    Taking a bath, shower, talking to prospective customers, working on your Portfolio site/resume – SPEC work (you can call it that, or you can call it INVESTING) like all investments its not THAT you invest at all, but HOW and what your expectations are AND TOLERANCE OF RISK. Many times, I find that responding to a proposal involves doing serious analysis, design and documentation which, due to the terms of the RFP, are subject to non-disclosure and technically, they can use the proprietary information I include in my proposal to do something else.

    What if you arent employed? wouldnt doing SOMETHING be better than NOTHING? and “crowd sourcing” in some form or another IS the way thinks are going :( There is a new sort of skill set now growing in demand.
    The “Job/spec splitter” – that is, an individual who can talk a job specification and split it in to multiple, perhaps seemingly unrelated elements – elements in a size and scope for crowdsourcing and the like.
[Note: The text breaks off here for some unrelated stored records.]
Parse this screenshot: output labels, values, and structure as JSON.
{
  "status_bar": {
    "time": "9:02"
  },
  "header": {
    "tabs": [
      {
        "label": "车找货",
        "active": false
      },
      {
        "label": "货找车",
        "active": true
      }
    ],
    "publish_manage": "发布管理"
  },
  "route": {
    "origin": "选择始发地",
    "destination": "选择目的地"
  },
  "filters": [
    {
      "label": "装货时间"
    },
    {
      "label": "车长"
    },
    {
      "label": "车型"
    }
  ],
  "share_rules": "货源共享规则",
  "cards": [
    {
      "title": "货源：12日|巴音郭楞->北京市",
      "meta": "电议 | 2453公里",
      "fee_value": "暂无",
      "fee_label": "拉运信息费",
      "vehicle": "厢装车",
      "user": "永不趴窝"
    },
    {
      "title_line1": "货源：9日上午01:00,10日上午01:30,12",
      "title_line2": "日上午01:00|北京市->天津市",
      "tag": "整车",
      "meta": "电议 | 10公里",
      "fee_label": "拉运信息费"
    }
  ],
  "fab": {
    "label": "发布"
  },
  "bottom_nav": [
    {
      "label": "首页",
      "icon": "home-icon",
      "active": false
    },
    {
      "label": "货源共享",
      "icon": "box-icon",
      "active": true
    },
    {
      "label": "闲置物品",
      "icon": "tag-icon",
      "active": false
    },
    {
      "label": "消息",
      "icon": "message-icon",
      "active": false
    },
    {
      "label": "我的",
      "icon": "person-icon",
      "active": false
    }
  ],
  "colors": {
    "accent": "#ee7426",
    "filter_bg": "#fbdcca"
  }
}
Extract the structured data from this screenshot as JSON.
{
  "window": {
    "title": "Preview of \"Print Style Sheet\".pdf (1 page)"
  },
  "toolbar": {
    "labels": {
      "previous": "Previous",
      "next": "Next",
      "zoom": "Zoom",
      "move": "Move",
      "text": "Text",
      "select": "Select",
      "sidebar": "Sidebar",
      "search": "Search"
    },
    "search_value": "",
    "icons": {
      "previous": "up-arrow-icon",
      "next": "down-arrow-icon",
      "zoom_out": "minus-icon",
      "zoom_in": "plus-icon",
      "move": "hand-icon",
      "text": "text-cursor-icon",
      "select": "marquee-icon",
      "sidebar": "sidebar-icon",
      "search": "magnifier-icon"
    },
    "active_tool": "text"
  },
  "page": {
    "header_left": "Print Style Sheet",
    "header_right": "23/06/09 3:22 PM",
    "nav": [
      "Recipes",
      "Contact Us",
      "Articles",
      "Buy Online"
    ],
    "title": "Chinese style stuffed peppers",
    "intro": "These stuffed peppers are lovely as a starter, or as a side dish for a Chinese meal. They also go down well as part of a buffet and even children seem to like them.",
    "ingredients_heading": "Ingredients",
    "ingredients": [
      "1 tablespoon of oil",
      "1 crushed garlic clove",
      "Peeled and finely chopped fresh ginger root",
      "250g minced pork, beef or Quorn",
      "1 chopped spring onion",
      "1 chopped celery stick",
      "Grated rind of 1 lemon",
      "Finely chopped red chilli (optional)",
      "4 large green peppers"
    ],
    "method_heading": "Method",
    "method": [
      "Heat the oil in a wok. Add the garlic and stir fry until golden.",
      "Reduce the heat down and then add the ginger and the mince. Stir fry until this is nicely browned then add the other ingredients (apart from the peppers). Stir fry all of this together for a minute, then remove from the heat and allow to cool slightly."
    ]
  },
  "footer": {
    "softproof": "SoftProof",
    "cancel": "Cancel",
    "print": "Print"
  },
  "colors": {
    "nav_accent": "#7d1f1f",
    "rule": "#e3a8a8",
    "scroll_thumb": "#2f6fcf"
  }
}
These individuals are also tasked with developing the protocols to coordinate a project during this crowd-dev and reassemble the bits.

  7. I have submitted a few designs to contests on-line, but I am not a designer and never will be. I also don’t think I will ever win. I simply use them to encourage me to learn how to use more of my computers software so that I can teach my kids when they get a little older. If I was a professional designer I would never submit a project for free.

    I doubt you could ever stop these kinds of contests so your best bet is to try to get professionals to boycott them while checking out the enteries to look for copyright violation. That will be the only thing that will shut one down is a copyright violation lawsuit that cost someone a bunch of cash. Thats how they shut down napster.

    If you are a professional working on these things, you should be working on you business because it will pay off much more in the end.

Leave a Reply

Your email address will not be published. Required fields are marked *